Russian-backed separatists in Ukraine's Luhansk region have agreed to lift a ban on humanitarian aid deliveries by UN agencies, an official with the Organization for Security and Cooperation in Europe said October 27.
"Today I announce with satisfaction that according the information we have received, the UN agencies can work in some areas of the Luhansk region," said OSCE mediator Martin Sajdik.
He said he hoped that separatists in the Donetsk region would soon follow suit.
Separatists last month had ordered United Nations agencies such as the World Food Program working in Lugansk to leave the area by September 25, citing their failure to meet accreditation requirements.
The Luhansk ban was followed last week by a similar ban imposed by pro-Russian separatists in the Donetsk region.
The bans have included private charities as well, such as Doctors Without Borders, which operates a unique anti-tuberculosis program in Donetsk prisons.
The Donetsk separatists spared the International Committee of the Red Cross and the Czech Republic's People in Need, however.
The easing of the ban on humanitarian groups by Luhansk separatists comes after Ukrainian President Petro Poroshenko criticized the measures and a new round of European-organized peace talks began in Minsk October 27.
Despite the puzzling move to oust charity groups that offer in some cases irreplaceable medical care and other services, Russia and the Russian-backed separatists have blamed Ukraine for the growing humanitarian crisis in separatist-held areas.
Russian foreign ministry spokeswoman Maria Zakharova earlier this month blamed the crisis on "the military operation and trade and economic blockade imposed by Kyiv on the rebel regions."

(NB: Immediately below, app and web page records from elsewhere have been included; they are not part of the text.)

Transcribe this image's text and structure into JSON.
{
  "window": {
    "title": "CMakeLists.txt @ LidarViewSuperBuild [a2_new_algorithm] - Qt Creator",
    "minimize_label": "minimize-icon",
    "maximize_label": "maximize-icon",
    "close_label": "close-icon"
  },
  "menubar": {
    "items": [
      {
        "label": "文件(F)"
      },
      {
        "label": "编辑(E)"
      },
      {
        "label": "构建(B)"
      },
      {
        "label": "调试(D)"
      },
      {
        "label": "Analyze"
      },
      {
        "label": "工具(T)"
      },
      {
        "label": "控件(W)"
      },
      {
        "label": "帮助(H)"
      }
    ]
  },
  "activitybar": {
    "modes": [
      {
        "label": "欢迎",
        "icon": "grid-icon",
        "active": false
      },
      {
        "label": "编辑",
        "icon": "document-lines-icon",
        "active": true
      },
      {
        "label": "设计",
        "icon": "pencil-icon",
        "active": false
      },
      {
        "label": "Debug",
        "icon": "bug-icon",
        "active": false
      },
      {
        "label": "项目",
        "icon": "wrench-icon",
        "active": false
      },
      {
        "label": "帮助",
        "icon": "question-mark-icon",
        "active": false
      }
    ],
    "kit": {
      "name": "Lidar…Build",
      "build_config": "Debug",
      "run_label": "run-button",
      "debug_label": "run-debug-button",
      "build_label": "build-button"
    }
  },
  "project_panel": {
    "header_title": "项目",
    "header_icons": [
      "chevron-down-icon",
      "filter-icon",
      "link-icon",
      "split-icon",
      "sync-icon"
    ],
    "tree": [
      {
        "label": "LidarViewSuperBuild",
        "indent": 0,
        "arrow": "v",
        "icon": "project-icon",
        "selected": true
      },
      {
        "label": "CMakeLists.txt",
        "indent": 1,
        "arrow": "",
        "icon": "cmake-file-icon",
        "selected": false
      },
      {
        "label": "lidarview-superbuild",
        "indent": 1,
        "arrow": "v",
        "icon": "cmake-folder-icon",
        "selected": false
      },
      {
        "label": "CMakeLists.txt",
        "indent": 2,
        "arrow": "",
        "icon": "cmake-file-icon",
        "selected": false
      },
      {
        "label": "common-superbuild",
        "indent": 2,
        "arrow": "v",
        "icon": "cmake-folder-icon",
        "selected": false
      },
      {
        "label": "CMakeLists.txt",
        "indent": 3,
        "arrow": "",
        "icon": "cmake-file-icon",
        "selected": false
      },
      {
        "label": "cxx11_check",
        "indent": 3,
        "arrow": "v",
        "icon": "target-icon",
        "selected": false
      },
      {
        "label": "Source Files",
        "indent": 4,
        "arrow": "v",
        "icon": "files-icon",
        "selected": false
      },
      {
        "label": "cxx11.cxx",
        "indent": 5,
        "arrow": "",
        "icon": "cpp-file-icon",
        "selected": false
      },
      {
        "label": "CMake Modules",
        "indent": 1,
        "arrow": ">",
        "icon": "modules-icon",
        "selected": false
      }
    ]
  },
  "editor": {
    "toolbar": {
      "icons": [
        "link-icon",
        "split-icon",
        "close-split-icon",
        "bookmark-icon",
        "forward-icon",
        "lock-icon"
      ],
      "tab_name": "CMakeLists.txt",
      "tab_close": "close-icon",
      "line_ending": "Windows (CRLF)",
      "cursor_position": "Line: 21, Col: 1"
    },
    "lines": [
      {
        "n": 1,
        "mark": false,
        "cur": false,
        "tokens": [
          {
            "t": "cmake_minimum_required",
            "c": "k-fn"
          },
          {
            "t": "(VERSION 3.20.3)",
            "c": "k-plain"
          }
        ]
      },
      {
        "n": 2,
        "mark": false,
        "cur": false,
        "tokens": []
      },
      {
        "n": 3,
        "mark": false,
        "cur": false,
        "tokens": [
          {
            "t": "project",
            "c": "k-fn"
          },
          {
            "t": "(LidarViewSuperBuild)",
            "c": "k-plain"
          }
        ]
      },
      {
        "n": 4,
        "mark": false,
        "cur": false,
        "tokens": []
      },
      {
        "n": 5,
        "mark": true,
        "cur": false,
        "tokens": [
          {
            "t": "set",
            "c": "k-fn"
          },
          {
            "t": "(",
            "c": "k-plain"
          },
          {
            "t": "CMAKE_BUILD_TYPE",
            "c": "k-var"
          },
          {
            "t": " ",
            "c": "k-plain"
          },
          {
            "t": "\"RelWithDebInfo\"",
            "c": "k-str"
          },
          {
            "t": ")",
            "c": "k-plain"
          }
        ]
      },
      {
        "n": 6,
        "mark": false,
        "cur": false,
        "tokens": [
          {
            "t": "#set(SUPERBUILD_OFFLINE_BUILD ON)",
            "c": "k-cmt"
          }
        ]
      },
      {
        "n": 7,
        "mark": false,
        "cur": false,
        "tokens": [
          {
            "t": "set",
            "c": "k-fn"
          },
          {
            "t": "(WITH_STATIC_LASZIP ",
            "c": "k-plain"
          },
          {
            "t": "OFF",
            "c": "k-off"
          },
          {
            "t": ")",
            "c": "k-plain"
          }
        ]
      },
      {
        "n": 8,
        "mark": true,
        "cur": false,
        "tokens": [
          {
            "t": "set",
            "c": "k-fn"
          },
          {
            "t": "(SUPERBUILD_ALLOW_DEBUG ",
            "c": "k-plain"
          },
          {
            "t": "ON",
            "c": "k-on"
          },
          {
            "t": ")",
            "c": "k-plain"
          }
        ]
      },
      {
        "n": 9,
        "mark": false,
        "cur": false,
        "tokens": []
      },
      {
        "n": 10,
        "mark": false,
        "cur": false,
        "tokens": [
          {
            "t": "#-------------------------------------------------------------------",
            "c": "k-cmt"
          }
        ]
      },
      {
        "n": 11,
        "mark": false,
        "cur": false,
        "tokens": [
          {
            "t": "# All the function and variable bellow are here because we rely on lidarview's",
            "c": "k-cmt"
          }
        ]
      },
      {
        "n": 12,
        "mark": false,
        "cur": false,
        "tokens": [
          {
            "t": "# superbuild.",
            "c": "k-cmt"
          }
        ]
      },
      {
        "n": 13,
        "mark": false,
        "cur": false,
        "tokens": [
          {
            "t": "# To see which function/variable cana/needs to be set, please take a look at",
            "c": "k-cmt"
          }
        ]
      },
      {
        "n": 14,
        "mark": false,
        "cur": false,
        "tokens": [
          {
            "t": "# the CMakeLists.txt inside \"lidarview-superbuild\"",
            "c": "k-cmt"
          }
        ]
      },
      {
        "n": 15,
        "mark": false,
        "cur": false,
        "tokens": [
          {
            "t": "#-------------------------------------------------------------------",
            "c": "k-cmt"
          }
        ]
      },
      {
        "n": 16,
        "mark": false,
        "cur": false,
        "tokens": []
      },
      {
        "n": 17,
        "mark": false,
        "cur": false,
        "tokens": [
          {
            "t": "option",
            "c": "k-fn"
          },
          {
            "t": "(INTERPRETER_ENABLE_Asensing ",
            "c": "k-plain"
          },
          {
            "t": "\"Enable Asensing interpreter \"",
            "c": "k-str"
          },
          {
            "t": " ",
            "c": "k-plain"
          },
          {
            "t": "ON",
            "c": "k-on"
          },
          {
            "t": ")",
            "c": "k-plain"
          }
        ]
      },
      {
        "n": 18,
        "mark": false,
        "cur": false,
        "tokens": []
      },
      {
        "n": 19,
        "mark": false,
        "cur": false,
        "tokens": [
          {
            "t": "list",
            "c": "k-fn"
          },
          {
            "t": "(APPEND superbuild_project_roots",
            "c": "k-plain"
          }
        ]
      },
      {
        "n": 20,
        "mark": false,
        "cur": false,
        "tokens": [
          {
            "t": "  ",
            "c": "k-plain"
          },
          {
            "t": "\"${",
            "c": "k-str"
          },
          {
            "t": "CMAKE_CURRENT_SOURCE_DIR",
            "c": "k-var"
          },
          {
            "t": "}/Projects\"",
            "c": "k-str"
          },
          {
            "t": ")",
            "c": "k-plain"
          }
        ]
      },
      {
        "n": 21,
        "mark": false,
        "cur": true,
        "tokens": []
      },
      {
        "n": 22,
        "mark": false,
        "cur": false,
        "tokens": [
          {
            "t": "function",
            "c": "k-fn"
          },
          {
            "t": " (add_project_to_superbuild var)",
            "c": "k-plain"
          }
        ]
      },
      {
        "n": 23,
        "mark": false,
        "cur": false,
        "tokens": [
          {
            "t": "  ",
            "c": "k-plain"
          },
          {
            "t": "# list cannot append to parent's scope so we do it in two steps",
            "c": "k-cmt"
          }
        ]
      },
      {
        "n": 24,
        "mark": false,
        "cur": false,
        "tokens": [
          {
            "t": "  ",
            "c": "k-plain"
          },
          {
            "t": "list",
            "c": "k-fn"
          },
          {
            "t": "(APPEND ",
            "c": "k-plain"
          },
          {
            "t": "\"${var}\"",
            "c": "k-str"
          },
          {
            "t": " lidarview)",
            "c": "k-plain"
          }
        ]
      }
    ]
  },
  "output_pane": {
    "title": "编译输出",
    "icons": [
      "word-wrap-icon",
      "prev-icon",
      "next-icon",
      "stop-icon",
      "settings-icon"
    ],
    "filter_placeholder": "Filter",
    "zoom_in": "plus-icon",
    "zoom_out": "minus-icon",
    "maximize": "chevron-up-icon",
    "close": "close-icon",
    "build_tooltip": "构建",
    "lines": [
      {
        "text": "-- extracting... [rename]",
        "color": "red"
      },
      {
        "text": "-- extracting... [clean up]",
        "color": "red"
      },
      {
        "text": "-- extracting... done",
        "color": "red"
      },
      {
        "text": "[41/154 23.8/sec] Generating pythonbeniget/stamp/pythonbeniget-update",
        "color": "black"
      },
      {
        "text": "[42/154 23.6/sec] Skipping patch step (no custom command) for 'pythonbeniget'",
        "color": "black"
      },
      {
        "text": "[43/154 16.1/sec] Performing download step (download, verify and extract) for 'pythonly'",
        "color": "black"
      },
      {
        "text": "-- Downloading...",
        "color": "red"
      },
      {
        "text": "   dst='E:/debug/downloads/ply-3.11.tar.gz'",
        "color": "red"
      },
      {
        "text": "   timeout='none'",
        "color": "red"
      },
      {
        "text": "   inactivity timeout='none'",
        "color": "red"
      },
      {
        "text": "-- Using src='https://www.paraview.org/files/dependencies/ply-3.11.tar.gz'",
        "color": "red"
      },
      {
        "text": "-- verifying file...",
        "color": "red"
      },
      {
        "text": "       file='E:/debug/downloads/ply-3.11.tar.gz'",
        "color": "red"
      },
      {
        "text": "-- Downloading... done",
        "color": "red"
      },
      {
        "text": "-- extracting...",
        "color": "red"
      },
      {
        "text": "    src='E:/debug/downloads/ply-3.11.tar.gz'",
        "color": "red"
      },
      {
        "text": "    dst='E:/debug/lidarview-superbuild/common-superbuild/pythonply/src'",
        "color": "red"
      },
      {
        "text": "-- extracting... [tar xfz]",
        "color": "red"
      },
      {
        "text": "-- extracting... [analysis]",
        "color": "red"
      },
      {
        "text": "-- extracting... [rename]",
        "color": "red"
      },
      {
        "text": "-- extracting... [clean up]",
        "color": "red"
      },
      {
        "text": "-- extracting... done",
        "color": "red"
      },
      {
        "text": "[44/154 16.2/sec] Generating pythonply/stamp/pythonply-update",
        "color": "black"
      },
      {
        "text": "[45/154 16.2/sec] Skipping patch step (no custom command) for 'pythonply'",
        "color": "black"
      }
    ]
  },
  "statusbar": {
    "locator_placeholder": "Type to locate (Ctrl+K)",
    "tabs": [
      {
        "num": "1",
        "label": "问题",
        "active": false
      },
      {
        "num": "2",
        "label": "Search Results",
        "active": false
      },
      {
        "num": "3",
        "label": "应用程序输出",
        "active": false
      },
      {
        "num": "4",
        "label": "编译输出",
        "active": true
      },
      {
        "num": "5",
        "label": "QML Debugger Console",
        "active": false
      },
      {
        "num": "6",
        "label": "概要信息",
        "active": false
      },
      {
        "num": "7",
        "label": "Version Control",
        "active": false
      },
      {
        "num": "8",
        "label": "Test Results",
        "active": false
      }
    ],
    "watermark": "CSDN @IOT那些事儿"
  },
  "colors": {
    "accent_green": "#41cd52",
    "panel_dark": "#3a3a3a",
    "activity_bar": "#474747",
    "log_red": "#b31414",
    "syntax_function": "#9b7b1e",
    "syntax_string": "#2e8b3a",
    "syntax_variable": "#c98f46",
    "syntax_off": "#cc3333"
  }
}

The United Nations estimates that the Ukrainian conflict has killed more than 7,900 people and displaced 1.5 million.